Over the last seasons, quite a few people have fallen in love with Barcelona, Spain and FC Bayern’s tiki-taka brand of football. After Guardiola’s departure to FC Bayern, we’ve seen the Bavarians employ a mix between the more direct style Heynckes implemented and Guardiola’s own possession-based style. Either way, possession seems to be crucial, as its importance is preached ad nauseum.
Now I am not blind to the importance of possession, but sometimes keeping the ball just isn’t enough to break down a well-organised defence. The problem with possession is that, while having the ball is certainly more desirable than not having it, you force the other team into sitting deep in a low block defence. This is the bane of possession-orientated teams such as Barcelona and Spain and to a lesser extent, Pep’s FC Bayern.
Breaking down such a team requires a different approach and in this case, I’ll be honest with you. @JLAspey‘s recent work on the Tactical Annals has been nothing short of inspirational for me. I quite enjoyed reading about his exploits with a 4-4-2 formation and I started thinking of putting my own spin on 4-4-2 formations, naturally adding a strikerless twist. In this particular case, I decided to merge my own strikerless antics with a few pages from the Tony Pulis playbook.
I really enjoyed the relative simplicity of the 4-4-2 formation his teams employ and their direct approach to football. The way Pulis lets his teams play is basically a sort of Occam’s razor theory of tactics; keeping tactics simple could be perceived as a the best way to approach a football tactic. That’s not to say Pulis’s teams don’t have a strategy, it’s just not quite “thump the ball down to the big man” full stop, but a bit more nuanced.
In setting up this tactic, I am not striving for a complete replication of Pulis’s work. Instead, I am opting for a synthesis of old and new, of brawn and brain, of long, direct passes, more intricate passes, and an amalgamation of the ideas that work for his teams and the ideas that make a strikerless formation tick.

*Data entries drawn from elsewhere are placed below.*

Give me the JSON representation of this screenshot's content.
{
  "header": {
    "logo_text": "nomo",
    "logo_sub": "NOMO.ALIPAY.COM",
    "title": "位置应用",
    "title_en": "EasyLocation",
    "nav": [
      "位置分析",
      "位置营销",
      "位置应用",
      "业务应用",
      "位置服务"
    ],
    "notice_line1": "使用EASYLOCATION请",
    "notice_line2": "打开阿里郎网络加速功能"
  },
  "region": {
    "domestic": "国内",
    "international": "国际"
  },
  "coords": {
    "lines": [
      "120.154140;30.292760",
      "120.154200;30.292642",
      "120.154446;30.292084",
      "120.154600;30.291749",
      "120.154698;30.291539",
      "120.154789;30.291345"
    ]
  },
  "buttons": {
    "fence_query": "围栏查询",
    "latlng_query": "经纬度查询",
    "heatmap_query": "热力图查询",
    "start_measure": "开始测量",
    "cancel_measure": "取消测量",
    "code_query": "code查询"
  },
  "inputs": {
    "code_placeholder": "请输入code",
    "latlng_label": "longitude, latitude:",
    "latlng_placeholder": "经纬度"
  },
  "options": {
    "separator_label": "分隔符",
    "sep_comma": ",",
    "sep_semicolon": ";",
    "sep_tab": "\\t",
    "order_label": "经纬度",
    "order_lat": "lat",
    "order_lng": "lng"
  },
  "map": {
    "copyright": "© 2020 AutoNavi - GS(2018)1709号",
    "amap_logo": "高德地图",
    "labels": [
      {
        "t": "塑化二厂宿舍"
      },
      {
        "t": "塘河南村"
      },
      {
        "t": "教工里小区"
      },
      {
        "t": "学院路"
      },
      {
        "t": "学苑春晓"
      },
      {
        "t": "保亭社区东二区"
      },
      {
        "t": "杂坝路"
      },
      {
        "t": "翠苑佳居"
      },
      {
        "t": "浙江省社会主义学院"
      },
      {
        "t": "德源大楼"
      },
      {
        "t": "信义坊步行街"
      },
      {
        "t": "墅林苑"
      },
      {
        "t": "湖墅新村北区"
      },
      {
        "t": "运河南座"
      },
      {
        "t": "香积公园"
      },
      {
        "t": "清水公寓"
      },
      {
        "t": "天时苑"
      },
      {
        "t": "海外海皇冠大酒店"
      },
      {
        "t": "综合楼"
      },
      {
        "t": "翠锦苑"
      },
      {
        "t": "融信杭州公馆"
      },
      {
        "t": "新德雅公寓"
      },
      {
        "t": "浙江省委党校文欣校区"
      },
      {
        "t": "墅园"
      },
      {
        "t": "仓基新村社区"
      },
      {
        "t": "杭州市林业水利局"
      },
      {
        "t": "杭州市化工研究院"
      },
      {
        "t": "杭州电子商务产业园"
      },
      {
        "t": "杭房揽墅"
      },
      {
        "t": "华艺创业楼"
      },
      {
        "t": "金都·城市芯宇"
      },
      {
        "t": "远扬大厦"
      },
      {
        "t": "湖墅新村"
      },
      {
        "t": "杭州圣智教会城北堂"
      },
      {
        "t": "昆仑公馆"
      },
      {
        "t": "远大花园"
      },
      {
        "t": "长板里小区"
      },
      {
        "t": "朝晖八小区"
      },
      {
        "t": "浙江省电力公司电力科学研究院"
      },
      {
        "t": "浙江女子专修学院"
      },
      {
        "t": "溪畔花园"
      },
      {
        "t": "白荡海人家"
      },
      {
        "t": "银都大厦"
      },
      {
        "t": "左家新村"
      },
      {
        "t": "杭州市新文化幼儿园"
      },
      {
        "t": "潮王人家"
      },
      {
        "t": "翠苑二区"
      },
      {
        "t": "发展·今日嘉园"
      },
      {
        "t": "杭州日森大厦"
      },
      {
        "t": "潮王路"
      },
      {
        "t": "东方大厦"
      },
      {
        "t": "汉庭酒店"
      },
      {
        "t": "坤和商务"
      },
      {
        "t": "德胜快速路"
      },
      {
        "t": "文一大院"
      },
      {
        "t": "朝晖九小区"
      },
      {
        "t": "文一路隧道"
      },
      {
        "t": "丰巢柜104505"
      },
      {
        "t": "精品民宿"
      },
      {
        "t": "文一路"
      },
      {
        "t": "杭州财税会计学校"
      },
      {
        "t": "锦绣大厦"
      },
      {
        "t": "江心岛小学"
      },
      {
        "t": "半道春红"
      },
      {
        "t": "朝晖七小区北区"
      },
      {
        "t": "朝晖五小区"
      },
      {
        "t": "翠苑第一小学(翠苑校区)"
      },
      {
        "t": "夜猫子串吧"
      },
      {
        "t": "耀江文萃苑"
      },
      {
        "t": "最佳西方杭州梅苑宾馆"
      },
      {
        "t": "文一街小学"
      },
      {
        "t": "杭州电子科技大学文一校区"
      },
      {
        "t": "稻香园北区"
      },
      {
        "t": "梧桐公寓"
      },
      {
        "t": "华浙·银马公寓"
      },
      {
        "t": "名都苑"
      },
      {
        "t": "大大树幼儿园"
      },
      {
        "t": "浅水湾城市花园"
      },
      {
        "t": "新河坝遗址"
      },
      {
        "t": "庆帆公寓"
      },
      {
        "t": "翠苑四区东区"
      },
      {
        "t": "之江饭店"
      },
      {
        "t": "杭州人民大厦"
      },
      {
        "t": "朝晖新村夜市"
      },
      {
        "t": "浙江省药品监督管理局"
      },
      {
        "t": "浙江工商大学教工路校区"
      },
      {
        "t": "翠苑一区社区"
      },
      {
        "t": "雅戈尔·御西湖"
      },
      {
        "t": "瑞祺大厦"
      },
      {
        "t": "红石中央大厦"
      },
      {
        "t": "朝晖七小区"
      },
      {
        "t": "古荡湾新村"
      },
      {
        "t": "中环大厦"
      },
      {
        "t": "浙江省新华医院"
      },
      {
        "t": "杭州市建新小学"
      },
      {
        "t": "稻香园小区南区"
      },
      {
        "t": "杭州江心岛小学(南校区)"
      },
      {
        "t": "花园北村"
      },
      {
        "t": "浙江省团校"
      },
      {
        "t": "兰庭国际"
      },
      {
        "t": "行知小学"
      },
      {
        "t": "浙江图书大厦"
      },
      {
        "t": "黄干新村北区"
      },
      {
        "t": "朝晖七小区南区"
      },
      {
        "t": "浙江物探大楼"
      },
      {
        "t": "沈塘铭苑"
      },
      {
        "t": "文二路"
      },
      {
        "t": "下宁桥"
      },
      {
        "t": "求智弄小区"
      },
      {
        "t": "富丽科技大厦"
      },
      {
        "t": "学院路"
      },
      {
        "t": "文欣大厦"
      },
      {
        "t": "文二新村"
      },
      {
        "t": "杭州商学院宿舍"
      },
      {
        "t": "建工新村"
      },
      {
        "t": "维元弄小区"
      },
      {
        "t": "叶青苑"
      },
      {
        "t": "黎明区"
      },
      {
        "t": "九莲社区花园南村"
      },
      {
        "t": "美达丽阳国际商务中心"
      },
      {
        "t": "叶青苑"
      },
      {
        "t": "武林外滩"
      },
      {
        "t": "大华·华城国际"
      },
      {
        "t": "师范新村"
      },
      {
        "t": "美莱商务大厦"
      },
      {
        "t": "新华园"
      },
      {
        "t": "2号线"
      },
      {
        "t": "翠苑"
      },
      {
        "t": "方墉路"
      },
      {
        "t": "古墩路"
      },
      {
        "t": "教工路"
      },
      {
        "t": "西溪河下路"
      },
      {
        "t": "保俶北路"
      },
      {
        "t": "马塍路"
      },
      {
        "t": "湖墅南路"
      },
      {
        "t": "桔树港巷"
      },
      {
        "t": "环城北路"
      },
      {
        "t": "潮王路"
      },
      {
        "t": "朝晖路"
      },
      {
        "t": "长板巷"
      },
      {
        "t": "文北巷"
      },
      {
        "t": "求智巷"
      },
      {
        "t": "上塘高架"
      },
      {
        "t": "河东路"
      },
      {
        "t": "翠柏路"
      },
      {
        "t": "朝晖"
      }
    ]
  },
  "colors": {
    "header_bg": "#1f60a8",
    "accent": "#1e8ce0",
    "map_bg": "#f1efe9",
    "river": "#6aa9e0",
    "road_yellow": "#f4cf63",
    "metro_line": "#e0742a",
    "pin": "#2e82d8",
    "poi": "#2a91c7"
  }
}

Basically, I want to try to rectify one of the greatest misconceptions about direct football; that it represents an absence of thought, a lack of method, a kind of footballing savagery, robbed of aesthetic merit.
I know this makes me sound like a self-aggrandizing prick, but when you look at some of these match clips, I am sure you will agree that it’s both direct and quite appealing to the average armchair-supporter’s sense of aesthetics.
So after this rather long and winded introduction, let’s get down to business by looking at the actual tactic.
Truth be told, this isn’t a very complex tactic. In the AM-strata, you can see the classic big guy targetman, fast guy runner combination. The AM(A) is tweaked to the role of our Withdrawn Targetman, whereas the Shadow Striker runs into space after through balls by nature. Crosses will be coming in from the flanks, from either the wingers or the complete wing-backs, whereas the deeplying playmaker tends to whip in the odd long ball as well. In all cases, the box-to-box midfielder tries to get inside the box as well.
This straightforward approach to things is reflected in the team instructions as well. Direct passing, a wide formation, high tempo and a disciplined approach make for a highly energetic, cohesive team, which tries to get the ball into the opposing box quickly to try and score goals. Naturally, I’ve incorporated several set piece routines into the tactic as well, including a Delap-styled throw-in routine I wrote about earlier.
That pretty much concludes the whole tinkering with settings process, which leads me to the part you probably all came here for… The download.
Table of Contents